# RECORDS FOR PROCESSING:
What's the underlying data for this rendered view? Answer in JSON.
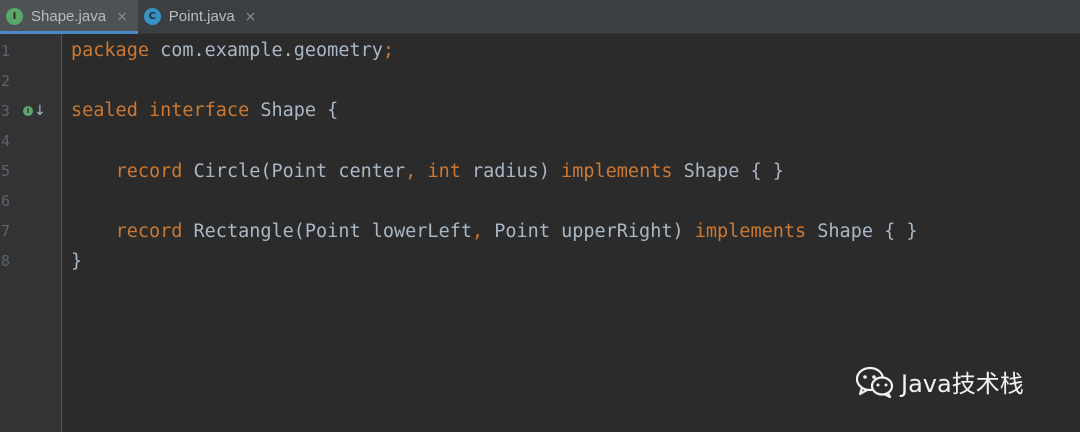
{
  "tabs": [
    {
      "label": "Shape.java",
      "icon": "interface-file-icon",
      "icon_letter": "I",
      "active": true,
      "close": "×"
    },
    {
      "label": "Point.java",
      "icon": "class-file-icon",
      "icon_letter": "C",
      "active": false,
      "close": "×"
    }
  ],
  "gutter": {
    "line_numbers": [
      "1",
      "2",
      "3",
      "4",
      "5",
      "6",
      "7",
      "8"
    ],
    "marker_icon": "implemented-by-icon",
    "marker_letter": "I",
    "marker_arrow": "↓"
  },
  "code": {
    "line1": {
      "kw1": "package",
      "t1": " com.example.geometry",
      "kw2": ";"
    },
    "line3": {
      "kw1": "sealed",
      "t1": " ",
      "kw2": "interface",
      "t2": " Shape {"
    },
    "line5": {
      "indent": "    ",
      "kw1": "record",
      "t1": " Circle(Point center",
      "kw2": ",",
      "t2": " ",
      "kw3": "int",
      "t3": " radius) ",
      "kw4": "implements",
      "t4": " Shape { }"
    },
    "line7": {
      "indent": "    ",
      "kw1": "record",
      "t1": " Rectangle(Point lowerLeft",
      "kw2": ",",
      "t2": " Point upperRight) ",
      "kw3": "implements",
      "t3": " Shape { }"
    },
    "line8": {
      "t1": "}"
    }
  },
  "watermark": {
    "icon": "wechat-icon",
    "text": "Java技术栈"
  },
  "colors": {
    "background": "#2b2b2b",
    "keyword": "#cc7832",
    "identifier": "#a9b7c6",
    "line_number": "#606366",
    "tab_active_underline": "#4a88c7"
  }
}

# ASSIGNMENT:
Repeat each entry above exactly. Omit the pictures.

# EXERCISE OUTPUT:
What's the underlying data for this rendered view? Answer in JSON.
{
  "tabs": [
    {
      "label": "Shape.java",
      "icon": "interface-file-icon",
      "icon_letter": "I",
      "active": true,
      "close": "×"
    },
    {
      "label": "Point.java",
      "icon": "class-file-icon",
      "icon_letter": "C",
      "active": false,
      "close": "×"
    }
  ],
  "gutter": {
    "line_numbers": [
      "1",
      "2",
      "3",
      "4",
      "5",
      "6",
      "7",
      "8"
    ],
    "marker_icon": "implemented-by-icon",
    "marker_letter": "I",
    "marker_arrow": "↓"
  },
  "code": {
    "line1": {
      "kw1": "package",
      "t1": " com.example.geometry",
      "kw2": ";"
    },
    "line3": {
      "kw1": "sealed",
      "t1": " ",
      "kw2": "interface",
      "t2": " Shape {"
    },
    "line5": {
      "indent": "    ",
      "kw1": "record",
      "t1": " Circle(Point center",
      "kw2": ",",
      "t2": " ",
      "kw3": "int",
      "t3": " radius) ",
      "kw4": "implements",
      "t4": " Shape { }"
    },
    "line7": {
      "indent": "    ",
      "kw1": "record",
      "t1": " Rectangle(Point lowerLeft",
      "kw2": ",",
      "t2": " Point upperRight) ",
      "kw3": "implements",
      "t3": " Shape { }"
    },
    "line8": {
      "t1": "}"
    }
  },
  "watermark": {
    "icon": "wechat-icon",
    "text": "Java技术栈"
  },
  "colors": {
    "background": "#2b2b2b",
    "keyword": "#cc7832",
    "identifier": "#a9b7c6",
    "line_number": "#606366",
    "tab_active_underline": "#4a88c7"
  }
}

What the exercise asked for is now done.